I no longer need to live a lie

sent in by James

I too, am a non-believer. I have lived in the south all my life but was not raised in a religious environment. My ethnicity is half-Japanese, half-Caucasian. I do not look Asian, so all my life I have lived as a white man. My beloved mother was the Japanese military wife of my father who is a southern Alabama native. Although my father was raised in the Bible belt, there was not practiced religion in our home. My mother never forced me to learn any of her beliefs, but told me of her experiences in Japan. Buddhism and Shintoism were the prevailing beliefs that she had been introduced to. She had a hard life as a child in post-WW2 Japan, but she taught me that love for family and one another is paramount. My brother was born when I was ten with Down’s syndrome. My father took several tours of duty overseas, but we stayed stateside. The burden on my mother was tortuous. Nevertheless, she managed to learn the American language, culture, how to drive, and even got her GED and pursued secondary education. I won’t even mention the challenges she had being an Asian in southern Alabama. She was taken from me after her second bout with cancer in 2001. Throughout my childhood my father always made sure we were cared for financially and otherwise, but could not verbally express his love.

I am married and have two children with a wonderful woman who is a Southern Baptist and regular church-goer along with our two children. I do not attend church, but I believe our children benefit from the environment of church (if in no other way than socially). My father remarried less than one year after my mother’s passing. His wife, a woman who has redecorated our family home with cheesy velvet Jesus paintings and dime-store figurines of frogs, is a devout father-flocker (my term for Christian). She has my dad and brother attending church regularly. He and I have not spoken much lately, but I do recall a recent conversation when he asked me if I was still attending church. I said no. Not much else was discussed. This past Christmas he gives me a Bible as a gift.
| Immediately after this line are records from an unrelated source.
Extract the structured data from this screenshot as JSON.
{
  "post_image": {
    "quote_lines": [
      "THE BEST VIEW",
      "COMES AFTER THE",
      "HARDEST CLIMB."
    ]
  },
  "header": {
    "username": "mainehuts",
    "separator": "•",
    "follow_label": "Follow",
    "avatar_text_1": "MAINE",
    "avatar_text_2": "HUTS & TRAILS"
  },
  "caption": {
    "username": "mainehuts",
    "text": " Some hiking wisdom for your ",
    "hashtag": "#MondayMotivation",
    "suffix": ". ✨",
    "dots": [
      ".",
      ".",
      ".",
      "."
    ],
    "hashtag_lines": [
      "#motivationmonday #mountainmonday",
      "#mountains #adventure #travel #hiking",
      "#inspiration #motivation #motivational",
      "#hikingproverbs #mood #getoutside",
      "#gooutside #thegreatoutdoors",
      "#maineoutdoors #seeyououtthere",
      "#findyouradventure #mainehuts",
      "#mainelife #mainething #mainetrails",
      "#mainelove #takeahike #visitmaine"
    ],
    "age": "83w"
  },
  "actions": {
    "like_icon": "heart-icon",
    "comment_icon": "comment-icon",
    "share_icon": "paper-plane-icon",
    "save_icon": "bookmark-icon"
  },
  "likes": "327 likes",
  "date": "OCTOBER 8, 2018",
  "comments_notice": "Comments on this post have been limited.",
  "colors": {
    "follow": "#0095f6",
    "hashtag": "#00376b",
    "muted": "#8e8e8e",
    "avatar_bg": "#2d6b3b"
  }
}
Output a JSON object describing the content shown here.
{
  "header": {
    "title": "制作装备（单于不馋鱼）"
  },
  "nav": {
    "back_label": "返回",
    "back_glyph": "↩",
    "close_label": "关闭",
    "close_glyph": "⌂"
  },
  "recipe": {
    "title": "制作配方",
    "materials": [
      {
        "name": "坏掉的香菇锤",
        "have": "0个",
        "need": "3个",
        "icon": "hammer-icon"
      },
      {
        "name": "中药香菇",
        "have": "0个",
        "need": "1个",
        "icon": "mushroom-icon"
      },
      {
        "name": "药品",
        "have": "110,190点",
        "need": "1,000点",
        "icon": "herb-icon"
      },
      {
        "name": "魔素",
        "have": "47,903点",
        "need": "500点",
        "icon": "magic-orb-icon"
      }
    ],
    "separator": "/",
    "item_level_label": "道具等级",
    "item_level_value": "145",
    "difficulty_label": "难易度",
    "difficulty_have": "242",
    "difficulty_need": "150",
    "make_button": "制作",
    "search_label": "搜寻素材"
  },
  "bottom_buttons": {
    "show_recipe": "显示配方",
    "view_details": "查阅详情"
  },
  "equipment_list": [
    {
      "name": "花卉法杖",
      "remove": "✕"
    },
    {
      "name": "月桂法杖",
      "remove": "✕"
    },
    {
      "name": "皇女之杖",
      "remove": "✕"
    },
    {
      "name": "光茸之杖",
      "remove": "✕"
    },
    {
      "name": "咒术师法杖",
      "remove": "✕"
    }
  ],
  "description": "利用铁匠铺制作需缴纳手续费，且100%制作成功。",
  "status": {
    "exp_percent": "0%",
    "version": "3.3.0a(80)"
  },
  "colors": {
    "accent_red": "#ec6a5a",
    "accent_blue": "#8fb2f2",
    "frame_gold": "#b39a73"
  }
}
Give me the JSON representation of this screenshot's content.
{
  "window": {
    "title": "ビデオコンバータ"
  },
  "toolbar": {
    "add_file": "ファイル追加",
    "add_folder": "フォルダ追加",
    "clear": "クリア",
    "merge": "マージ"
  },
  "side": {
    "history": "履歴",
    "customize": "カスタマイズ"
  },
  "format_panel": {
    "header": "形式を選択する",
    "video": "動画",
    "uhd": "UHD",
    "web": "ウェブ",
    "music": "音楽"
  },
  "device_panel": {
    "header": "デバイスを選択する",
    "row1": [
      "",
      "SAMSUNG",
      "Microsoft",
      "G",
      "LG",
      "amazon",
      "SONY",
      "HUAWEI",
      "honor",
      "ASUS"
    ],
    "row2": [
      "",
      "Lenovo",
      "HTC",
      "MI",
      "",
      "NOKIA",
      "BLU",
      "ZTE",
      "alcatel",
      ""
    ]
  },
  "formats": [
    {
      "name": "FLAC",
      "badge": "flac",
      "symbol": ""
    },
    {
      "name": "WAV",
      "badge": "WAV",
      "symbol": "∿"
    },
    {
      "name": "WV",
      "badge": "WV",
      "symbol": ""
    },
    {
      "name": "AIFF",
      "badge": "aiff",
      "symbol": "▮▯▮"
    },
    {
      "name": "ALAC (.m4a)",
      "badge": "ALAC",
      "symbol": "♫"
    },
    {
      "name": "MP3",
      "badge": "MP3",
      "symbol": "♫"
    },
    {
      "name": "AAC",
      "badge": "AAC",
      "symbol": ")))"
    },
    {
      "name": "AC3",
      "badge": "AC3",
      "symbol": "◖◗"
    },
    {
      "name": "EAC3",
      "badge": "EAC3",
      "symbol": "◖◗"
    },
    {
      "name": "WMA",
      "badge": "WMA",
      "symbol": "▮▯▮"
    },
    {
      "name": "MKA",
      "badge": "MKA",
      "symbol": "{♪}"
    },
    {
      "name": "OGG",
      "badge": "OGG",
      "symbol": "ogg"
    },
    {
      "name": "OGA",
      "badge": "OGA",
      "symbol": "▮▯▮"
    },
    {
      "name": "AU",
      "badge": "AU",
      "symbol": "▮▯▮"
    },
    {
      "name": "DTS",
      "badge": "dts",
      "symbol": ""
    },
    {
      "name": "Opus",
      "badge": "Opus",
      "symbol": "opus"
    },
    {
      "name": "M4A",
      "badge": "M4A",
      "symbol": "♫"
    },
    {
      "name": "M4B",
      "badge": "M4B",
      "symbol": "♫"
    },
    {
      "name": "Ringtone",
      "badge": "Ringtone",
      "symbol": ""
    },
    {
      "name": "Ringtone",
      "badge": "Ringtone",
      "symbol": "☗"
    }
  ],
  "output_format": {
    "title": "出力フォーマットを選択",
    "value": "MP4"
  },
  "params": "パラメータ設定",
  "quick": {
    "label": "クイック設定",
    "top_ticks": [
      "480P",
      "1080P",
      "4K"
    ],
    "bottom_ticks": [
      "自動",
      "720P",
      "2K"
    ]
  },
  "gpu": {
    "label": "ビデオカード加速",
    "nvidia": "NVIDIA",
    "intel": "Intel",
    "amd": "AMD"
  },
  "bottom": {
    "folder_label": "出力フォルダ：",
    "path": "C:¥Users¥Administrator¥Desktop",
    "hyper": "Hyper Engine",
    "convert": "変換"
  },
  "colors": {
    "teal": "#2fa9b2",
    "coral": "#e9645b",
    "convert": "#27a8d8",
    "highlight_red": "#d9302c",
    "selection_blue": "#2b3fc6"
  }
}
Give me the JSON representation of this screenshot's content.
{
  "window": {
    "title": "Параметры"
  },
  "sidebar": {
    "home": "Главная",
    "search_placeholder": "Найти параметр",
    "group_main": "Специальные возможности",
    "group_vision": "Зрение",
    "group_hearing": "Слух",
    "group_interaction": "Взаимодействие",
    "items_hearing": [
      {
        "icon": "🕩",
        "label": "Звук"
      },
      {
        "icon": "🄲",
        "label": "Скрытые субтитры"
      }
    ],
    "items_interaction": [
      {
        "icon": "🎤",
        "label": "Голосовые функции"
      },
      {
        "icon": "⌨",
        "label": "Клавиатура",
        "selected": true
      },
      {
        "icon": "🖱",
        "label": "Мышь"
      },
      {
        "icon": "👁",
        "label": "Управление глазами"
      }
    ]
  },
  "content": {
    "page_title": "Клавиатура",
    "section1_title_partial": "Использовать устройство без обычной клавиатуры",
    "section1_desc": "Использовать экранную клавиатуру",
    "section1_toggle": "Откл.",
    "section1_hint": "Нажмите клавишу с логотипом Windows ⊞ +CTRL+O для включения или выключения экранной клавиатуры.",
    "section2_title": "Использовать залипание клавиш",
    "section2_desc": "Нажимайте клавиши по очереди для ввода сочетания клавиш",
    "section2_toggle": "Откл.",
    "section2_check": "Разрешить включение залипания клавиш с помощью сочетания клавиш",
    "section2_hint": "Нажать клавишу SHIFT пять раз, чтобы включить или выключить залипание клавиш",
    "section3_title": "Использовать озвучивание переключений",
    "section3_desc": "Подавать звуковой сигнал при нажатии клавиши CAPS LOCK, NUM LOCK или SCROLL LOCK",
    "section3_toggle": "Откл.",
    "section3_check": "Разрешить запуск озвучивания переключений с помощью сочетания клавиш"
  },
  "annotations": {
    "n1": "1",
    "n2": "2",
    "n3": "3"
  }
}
I have always dealt with much frustration when it came to describing what or who I was. I am a non-believer. Why should I be a Christian? Why would I take the route to heaven if that meant never to see my mother again? Although she was introduced to Christianity (who can escape it in the south?) she never affirmed that she accepted Christ into her life. If I were to accept Christ, it would mean that I understand that mother was sent to eternal damnation upon her death. I do not believe that. I have never believed that. I don’t believe that every time I hear thunder, that it is Thor’s hammer banging against the clouds. I do believe that I am a compassionate person with more tolerance and brotherly love for my fellow man than most of the bible-bangers out there. I am socially an outcast. But writing this, and affirming who I am, makes me feel better.

James L.

Became a Christian: Introduced to Christianity by a childhood friend at 9
Ceased being a Christian: 35 after the passing of my mother
Labels before: Southern Baptist, Assembly of God
Labels now: Non-believer
Why I joined: Initially to make friends, but later I felt compelled by my environment
Why I left: I no longer need to live a lie

Pageviews this week: